What the task asks
Filter these entries down to the lines that hold the word "date", and show each of them.

===== Provided data =====

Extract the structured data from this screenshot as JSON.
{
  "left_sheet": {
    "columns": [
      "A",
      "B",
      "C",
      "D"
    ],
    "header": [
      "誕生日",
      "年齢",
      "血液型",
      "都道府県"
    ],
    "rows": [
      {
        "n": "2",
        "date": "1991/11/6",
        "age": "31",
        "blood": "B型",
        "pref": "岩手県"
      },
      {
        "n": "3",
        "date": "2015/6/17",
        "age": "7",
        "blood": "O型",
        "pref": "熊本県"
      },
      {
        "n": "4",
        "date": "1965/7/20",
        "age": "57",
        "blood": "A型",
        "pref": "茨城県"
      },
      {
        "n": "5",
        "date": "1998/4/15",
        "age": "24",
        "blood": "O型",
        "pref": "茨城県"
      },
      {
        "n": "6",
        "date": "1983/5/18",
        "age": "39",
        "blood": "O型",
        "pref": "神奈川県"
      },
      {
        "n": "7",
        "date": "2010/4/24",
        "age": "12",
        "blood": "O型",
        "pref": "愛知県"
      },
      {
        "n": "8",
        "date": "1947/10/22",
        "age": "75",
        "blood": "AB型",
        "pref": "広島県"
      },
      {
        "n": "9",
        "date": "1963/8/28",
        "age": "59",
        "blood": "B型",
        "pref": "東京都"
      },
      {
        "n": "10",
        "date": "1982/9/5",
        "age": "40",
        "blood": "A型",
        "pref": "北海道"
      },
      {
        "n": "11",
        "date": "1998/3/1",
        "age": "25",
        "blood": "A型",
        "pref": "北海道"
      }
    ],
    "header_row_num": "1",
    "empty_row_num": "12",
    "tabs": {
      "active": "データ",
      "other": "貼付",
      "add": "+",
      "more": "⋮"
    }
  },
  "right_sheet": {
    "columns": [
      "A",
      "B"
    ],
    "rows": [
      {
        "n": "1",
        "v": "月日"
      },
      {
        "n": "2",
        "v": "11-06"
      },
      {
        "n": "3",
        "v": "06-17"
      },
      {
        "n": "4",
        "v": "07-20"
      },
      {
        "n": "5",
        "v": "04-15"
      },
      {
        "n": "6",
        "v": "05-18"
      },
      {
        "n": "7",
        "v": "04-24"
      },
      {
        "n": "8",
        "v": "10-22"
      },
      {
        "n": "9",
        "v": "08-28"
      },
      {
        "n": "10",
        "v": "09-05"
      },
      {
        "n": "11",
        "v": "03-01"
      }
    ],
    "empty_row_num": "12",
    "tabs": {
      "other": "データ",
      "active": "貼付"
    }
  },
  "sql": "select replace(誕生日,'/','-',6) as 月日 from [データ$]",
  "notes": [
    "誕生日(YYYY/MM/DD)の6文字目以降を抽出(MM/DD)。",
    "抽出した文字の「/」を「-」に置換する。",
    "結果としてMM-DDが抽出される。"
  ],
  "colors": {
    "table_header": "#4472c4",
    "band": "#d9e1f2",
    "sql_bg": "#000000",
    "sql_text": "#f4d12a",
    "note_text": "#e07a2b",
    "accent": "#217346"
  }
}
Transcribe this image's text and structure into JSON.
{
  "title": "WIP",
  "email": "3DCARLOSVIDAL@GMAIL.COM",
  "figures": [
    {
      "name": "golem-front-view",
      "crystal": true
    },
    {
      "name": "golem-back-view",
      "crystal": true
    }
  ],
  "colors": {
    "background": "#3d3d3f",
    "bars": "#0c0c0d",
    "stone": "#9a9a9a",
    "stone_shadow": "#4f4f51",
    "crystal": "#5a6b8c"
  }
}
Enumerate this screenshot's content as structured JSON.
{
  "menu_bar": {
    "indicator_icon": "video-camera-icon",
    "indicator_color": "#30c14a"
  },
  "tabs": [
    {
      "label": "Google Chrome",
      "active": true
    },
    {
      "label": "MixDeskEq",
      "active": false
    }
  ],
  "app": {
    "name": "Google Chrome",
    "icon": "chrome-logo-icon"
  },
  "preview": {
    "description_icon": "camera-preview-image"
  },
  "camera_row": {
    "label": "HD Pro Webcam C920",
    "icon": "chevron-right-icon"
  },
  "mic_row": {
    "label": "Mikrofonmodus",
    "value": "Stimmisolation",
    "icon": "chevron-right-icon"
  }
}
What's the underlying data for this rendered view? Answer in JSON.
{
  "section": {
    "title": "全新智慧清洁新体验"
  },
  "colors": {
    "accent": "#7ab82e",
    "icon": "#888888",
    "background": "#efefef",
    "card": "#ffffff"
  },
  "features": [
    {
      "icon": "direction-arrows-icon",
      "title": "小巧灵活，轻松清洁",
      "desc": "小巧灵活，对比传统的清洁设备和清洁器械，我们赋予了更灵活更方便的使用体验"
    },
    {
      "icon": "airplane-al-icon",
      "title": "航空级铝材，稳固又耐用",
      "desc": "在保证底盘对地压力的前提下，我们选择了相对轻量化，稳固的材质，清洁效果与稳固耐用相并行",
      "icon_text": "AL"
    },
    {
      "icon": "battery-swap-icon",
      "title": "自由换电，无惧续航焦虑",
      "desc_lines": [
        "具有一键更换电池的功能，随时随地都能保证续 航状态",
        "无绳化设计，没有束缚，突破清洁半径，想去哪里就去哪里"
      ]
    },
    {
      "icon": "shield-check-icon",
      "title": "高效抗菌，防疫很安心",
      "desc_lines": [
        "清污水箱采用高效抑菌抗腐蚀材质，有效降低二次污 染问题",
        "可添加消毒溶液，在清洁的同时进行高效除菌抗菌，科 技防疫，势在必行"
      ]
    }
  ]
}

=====

Response to this exercise
        "date": "1991/11/6",
        "date": "2015/6/17",
        "date": "1965/7/20",
        "date": "1998/4/15",
        "date": "1983/5/18",
        "date": "2010/4/24",
        "date": "1947/10/22",
        "date": "1963/8/28",
        "date": "1982/9/5",
        "date": "1998/3/1",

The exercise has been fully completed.